By Christine Horner, M.D., offered by Dr. Carla Garcia
Thermography is an infra-red picture of the body that measures heat and blood vessel patterns. It is a “physiological” test and has been the subject of over 800 published studies, which document its ability to pick up inflammation, infections, and functional concerns throughout the body that may not be otherwise evident. Studies show it can be particularly helpful for evaluating the health of the breasts, as the physiological changes identified by thermography are associated with an increased future risk of breast cancer.
Unlike all of the technologies that are currently available for evaluating the breasts (mammography, MRI and ultrasounds), thermography shines as a preventative tool rather than screening for breast cancer. Thermography is a physiological test that evaluates the health of the breast. It does not mine for cancer. The most exciting fact about thermography is that it is the only technology that can pick up abnormalities before they become cancer. Therefore, it is the only truly preventative technology. In lay terms, you can think of thermography as a thermometer that can show if your breasts are running a fever. When your breasts run a “fever,” they are inflamed, and research shows they have a significant increased risk of developing breast cancer in the future. The beauty of finding these changes so early is that simple diet and lifestyle improvements along with certain dietary supplements can reverse those patterns usually very quickly and stop the future progression to cancer.
Once a tumor forms, the findings on thermography can be variable. Sometimes we see very hot, angry looking patterns that are highly concerning. Other times, the patterns can look benign and may even appear cold if the cancer cells have started to die in the center of the tumor.
What we have learned about all the tests used for breast evaluation—mammography, MRI, US, and thermography—is that no test is perfect. None should be used as a standalone test. We have learned this the hard way by using mammography as the “gold standard” and standalone test for decades. Long-term studies have shown that the value of mammography has been highly overrated, and its drawbacks and shortcomings highly underrated. In fact, mammography has been shown to miss up to 50% of tumors, especially in women with dense breasts. Its ability to discern whether the problem it sees is actually a problem is even worse. It is an “anatomical” test that can (but doesn’t always) show problems after structural problems have occurred. When mammography identifies a “suspicious” area that requires a biopsy, those biopsies are found to be benign—or unnecessary—80% of the time! In addition, mammography is not recommended for women under age forty. The other tests can all miss tumors as well.
Research has concluded that multiple tests need to be done to obtain the best sensitivity (when a problem is present, it can be detected) and specificity (when a problem is detected, it actually is a problem). That’s why in addition to thermography, it is recommended that an anatomical test should also be done yearly—such as an ultrasound—along with physical examination.
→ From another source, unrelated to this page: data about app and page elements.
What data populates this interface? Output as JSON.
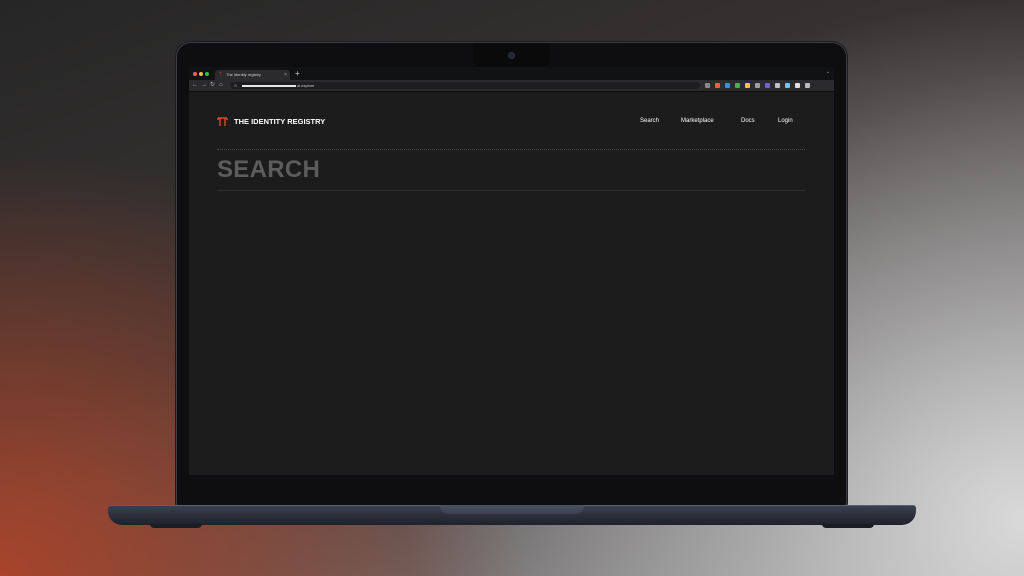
{
  "browser": {
    "tab_title": "The identity registry",
    "tab_close": "×",
    "new_tab": "+",
    "tab_menu": "⌄",
    "nav": {
      "back": "←",
      "forward": "→",
      "reload": "↻",
      "home": "⌂"
    },
    "url_suffix": "ai.explore",
    "extension_colors": [
      "#8a8a8a",
      "#e2683c",
      "#3f8fd8",
      "#4caf50",
      "#f4c542",
      "#9e9e9e",
      "#7b5cd6",
      "#c0c0c0",
      "#6ec6ff",
      "#e0e0e0",
      "#bbbbbb"
    ]
  },
  "site": {
    "title": "THE IDENTITY REGISTRY",
    "brand_color": "#e0472a",
    "nav": [
      {
        "label": "Search"
      },
      {
        "label": "Marketplace"
      },
      {
        "label": "Docs"
      },
      {
        "label": "Login"
      }
    ]
  },
  "page": {
    "heading": "SEARCH"
  }
}
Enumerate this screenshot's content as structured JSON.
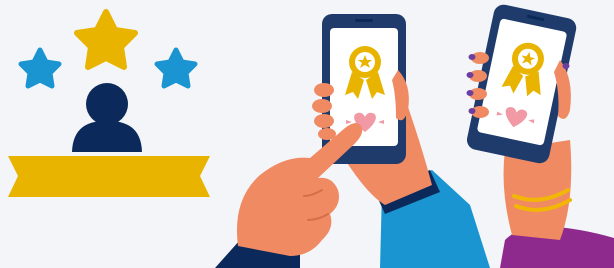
{
  "scene": {
    "background": "#f3f5f8",
    "colors": {
      "star_gold": "#e8b400",
      "star_blue": "#1b95d2",
      "avatar_navy": "#0b2a5b",
      "ribbon_gold": "#e8b400",
      "phone_body": "#1f3b6b",
      "phone_screen": "#ffffff",
      "skin": "#f08a63",
      "sleeve_blue": "#1b95d2",
      "sleeve_navy": "#0b2a5b",
      "sleeve_purple": "#8e2a8e",
      "heart_pink": "#f19aa6",
      "nail_purple": "#6b3fa0",
      "bracelet_gold": "#f2b705"
    },
    "icons": [
      "gold-star-icon",
      "blue-star-icon",
      "user-avatar-icon",
      "award-ribbon-badge-icon",
      "heart-icon",
      "pointing-hand-icon",
      "phone-icon"
    ]
  }
}
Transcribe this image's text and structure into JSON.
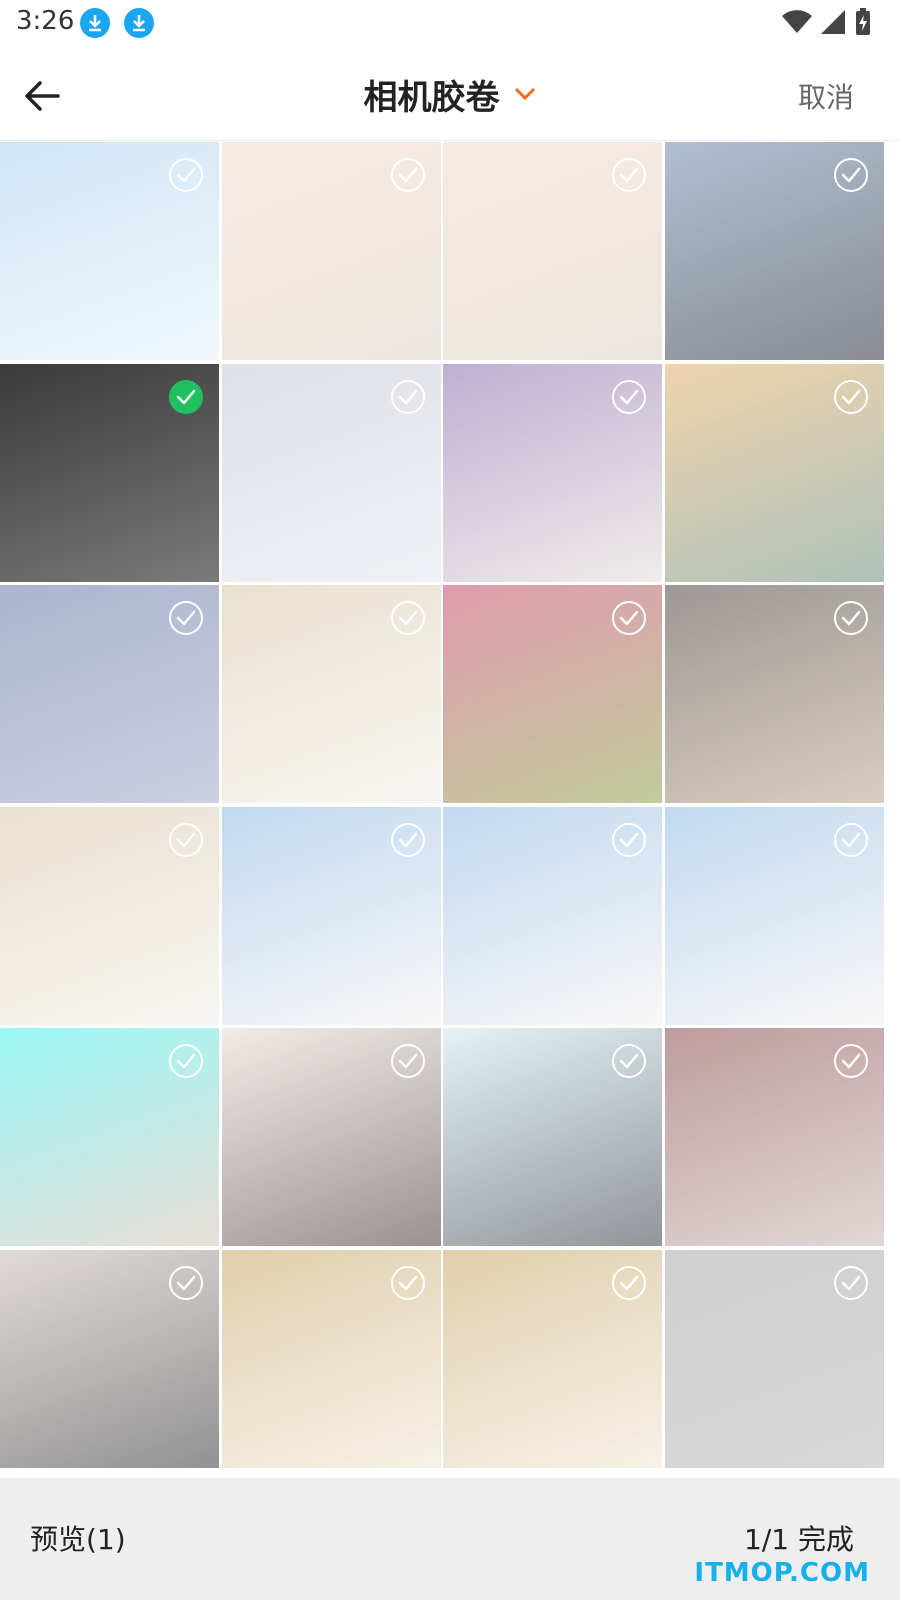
{
  "status_bar": {
    "time": "3:26"
  },
  "header": {
    "title": "相机胶卷",
    "cancel_label": "取消"
  },
  "grid": {
    "columns": 4,
    "selected_index": 4,
    "items": [
      {
        "name": "sky-clouds",
        "colors": [
          "#a9d0ee",
          "#e6f1fa"
        ]
      },
      {
        "name": "pink-rose",
        "colors": [
          "#f4d9c9",
          "#d9d3c5"
        ]
      },
      {
        "name": "pink-rose-2",
        "colors": [
          "#f4d9c9",
          "#d9d3c5"
        ]
      },
      {
        "name": "girl-skiing",
        "colors": [
          "#6f89ad",
          "#2a2f3b"
        ]
      },
      {
        "name": "concrete-facade",
        "colors": [
          "#3a3a3a",
          "#7a7a7a"
        ]
      },
      {
        "name": "moon-window",
        "colors": [
          "#c3c6d0",
          "#e3e6f0"
        ]
      },
      {
        "name": "woman-purple-dress",
        "colors": [
          "#8a6fb0",
          "#e4dcd8"
        ]
      },
      {
        "name": "mountain-lake",
        "colors": [
          "#e2b06a",
          "#6e8f7f"
        ]
      },
      {
        "name": "invitation-card",
        "colors": [
          "#6a76a8",
          "#a1a8c9"
        ]
      },
      {
        "name": "girl-white-shirt",
        "colors": [
          "#d8c8a8",
          "#f1eee8"
        ]
      },
      {
        "name": "red-roses",
        "colors": [
          "#c64a6a",
          "#8ea04a"
        ]
      },
      {
        "name": "couple-drama",
        "colors": [
          "#4d4440",
          "#b8a58d"
        ]
      },
      {
        "name": "girl-white-shirt-2",
        "colors": [
          "#d8c8a8",
          "#f1eee8"
        ]
      },
      {
        "name": "girl-blue-bg",
        "colors": [
          "#8fbae6",
          "#f4f0ef"
        ]
      },
      {
        "name": "girl-blue-bg-2",
        "colors": [
          "#8fbae6",
          "#f4f0ef"
        ]
      },
      {
        "name": "girl-blue-bg-3",
        "colors": [
          "#8fbae6",
          "#f4f0ef"
        ]
      },
      {
        "name": "collage-flowers",
        "colors": [
          "#48f0ee",
          "#d6c3b6"
        ]
      },
      {
        "name": "girl-black-dress",
        "colors": [
          "#e7dcd6",
          "#4a3a36"
        ]
      },
      {
        "name": "cosplay-suit",
        "colors": [
          "#cfe8ee",
          "#3a3e48"
        ]
      },
      {
        "name": "girl-back",
        "colors": [
          "#8a4a4e",
          "#c8b8b2"
        ]
      },
      {
        "name": "girl-portrait",
        "colors": [
          "#c8bdb8",
          "#3a3a3a"
        ]
      },
      {
        "name": "vase-book",
        "colors": [
          "#c8a86a",
          "#f0e6d4"
        ]
      },
      {
        "name": "vase-book-2",
        "colors": [
          "#c8a86a",
          "#f0e6d4"
        ]
      },
      {
        "name": "gray-blank",
        "colors": [
          "#a8a8a8",
          "#b8b8b8"
        ]
      }
    ]
  },
  "bottom_bar": {
    "preview_label": "预览(1)",
    "done_label": "1/1 完成"
  },
  "watermark": "ITMOP.COM",
  "colors": {
    "accent": "#f26a1b",
    "check_selected": "#20c060",
    "watermark": "#16b0ea"
  }
}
If there are any symptoms such as lumps, further investigation must always be done including a biopsy for a tissue diagnosis regardless of what any test—mammogram, thermogram, ultrasound or MRI—may or may not show.
If you are interested in learning about changes in your breasts before a serious problem develops and, in a stage, where these patterns are easily reversible with simple diet and lifestyle improvements along with certain dietary supplements, schedule annual thermograms.